One potential issue during this year’s open enrollment, which Korbulic said isn’t unique to Nevada and its new system, is shifts in eligibility. She said that after processing the data it received from healthcare.gov, the exchange has determined that a significant chunk of current exchange enrollees are actually Medicaid eligible. The exchange has been working with the Division of Welfare and Supportive Services to ensure that those accounts are transferred and then run through a Medicaid eligibility check, she said.
“While that’s somewhat disruptive for a consumer who may have to shift from one [plan] to another, it is the right thing to connect people to the appropriate plan. You shouldn’t have to pay premiums if you’re Medicaid eligible,” Korbulic said. “Ultimately it will end up being a success story, but could be painful for the people in the middle who are trying to understand what is going on.”
Korbulic said that the exchange will be targeting most of its outreach efforts over the next 45 days on ensuring that the remaining 70 percent of enrollees claim their new accounts on the state platform, with a particular eye to those individuals whose plans will not auto-enroll whether they take action or not.
“Once we get live, we’ll be able to see who is auto renewed and not worry about those folks,” Korbulic said. “We’ll focus our energy and outreach efforts on the individuals who have not yet selected a plan and we’ll be sending email reminders and mail if necessary and then making outbound calls, I’m guessing, if we have the resources near the end.”
The exchange won’t be alone in this endeavor, either. It has trained and certified about 700 health insurance brokers to use the new state-based system to enroll people to plans.
(Nevadans will also for the first time be able to purchase a stand alone dental plan without having to purchase a qualified health plan through the exchange.)
The exchange will be open for enrollment from Nov. 1 through Dec. 15 at 11:59 p.m. For anyone needing assistance or experiencing issues with the website, the exchange is directing people to its call center, which will be open Monday through Friday and three Saturdays — Nov. 2, Dec.7 and Dec. 14 — from 9 a.m. to 5 p.m.
“There are going to be naysayers who see a glitch and immediately jump to the conclusion that that’s the case,” Korbulic said, referring to the issues with Xerox in 2013. “But we have to triage and temper our responses to, is this an issue that can be resolved quickly? Is it happening to only one person? Is it widespread? We have plans in place to deal with any kind of crisis, and we’re hoping our war room turns into a celebratory room.”

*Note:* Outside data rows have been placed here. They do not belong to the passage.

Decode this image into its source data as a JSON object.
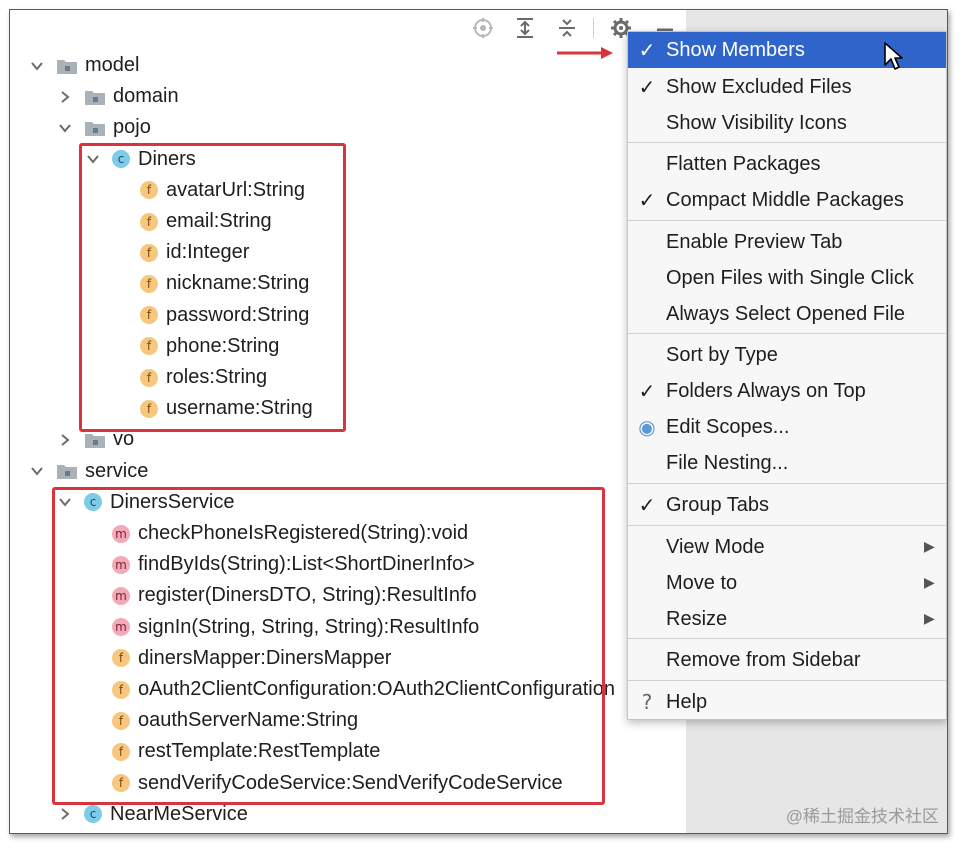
{
  "tree": {
    "rows": [
      {
        "label": "model",
        "type": "folder",
        "expanded": true
      },
      {
        "label": "domain",
        "type": "folder",
        "expanded": false
      },
      {
        "label": "pojo",
        "type": "folder",
        "expanded": true
      },
      {
        "label": "Diners",
        "type": "class",
        "badge": "c",
        "expanded": true
      },
      {
        "label": "avatarUrl:String",
        "type": "field",
        "badge": "f"
      },
      {
        "label": "email:String",
        "type": "field",
        "badge": "f"
      },
      {
        "label": "id:Integer",
        "type": "field",
        "badge": "f"
      },
      {
        "label": "nickname:String",
        "type": "field",
        "badge": "f"
      },
      {
        "label": "password:String",
        "type": "field",
        "badge": "f"
      },
      {
        "label": "phone:String",
        "type": "field",
        "badge": "f"
      },
      {
        "label": "roles:String",
        "type": "field",
        "badge": "f"
      },
      {
        "label": "username:String",
        "type": "field",
        "badge": "f"
      },
      {
        "label": "vo",
        "type": "folder",
        "expanded": false
      },
      {
        "label": "service",
        "type": "folder",
        "expanded": true
      },
      {
        "label": "DinersService",
        "type": "class",
        "badge": "c",
        "expanded": true
      },
      {
        "label": "checkPhoneIsRegistered(String):void",
        "type": "method",
        "badge": "m"
      },
      {
        "label": "findByIds(String):List<ShortDinerInfo>",
        "type": "method",
        "badge": "m"
      },
      {
        "label": "register(DinersDTO, String):ResultInfo",
        "type": "method",
        "badge": "m"
      },
      {
        "label": "signIn(String, String, String):ResultInfo",
        "type": "method",
        "badge": "m"
      },
      {
        "label": "dinersMapper:DinersMapper",
        "type": "field",
        "badge": "f"
      },
      {
        "label": "oAuth2ClientConfiguration:OAuth2ClientConfiguration",
        "type": "field",
        "badge": "f"
      },
      {
        "label": "oauthServerName:String",
        "type": "field",
        "badge": "f"
      },
      {
        "label": "restTemplate:RestTemplate",
        "type": "field",
        "badge": "f"
      },
      {
        "label": "sendVerifyCodeService:SendVerifyCodeService",
        "type": "field",
        "badge": "f"
      },
      {
        "label": "NearMeService",
        "type": "class",
        "badge": "c",
        "expanded": false
      }
    ]
  },
  "menu": {
    "items": [
      {
        "label": "Show Members",
        "mark": "✓",
        "selected": true
      },
      {
        "label": "Show Excluded Files",
        "mark": "✓"
      },
      {
        "label": "Show Visibility Icons",
        "mark": ""
      },
      {
        "label": "Flatten Packages",
        "mark": ""
      },
      {
        "label": "Compact Middle Packages",
        "mark": "✓"
      },
      {
        "label": "Enable Preview Tab",
        "mark": ""
      },
      {
        "label": "Open Files with Single Click",
        "mark": ""
      },
      {
        "label": "Always Select Opened File",
        "mark": ""
      },
      {
        "label": "Sort by Type",
        "mark": ""
      },
      {
        "label": "Folders Always on Top",
        "mark": "✓"
      },
      {
        "label": "Edit Scopes...",
        "mark": "◉"
      },
      {
        "label": "File Nesting...",
        "mark": ""
      },
      {
        "label": "Group Tabs",
        "mark": "✓"
      },
      {
        "label": "View Mode",
        "mark": "",
        "submenu": "▶"
      },
      {
        "label": "Move to",
        "mark": "",
        "submenu": "▶"
      },
      {
        "label": "Resize",
        "mark": "",
        "submenu": "▶"
      },
      {
        "label": "Remove from Sidebar",
        "mark": ""
      },
      {
        "label": "Help",
        "mark": "?"
      }
    ]
  },
  "toolbar": {
    "icons": [
      "locate-icon",
      "expand-all-icon",
      "collapse-all-icon",
      "gear-icon",
      "minimize-icon"
    ]
  },
  "watermark": "@稀土掘金技术社区",
  "colors": {
    "selection": "#2f65ca",
    "highlight_box": "#d9333e",
    "arrow": "#d9333e"
  }
}
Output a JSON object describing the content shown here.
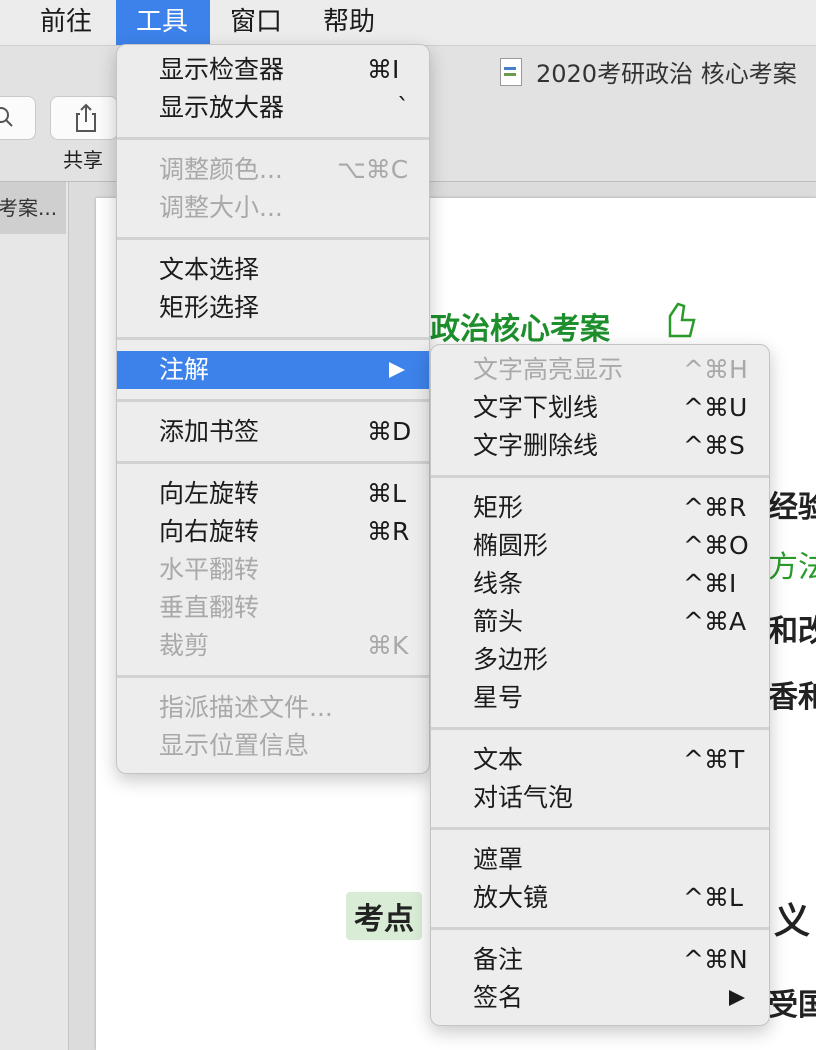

This article was reprinted with permission by The Nevada Independent. Visit them online at thenevadaindependent.com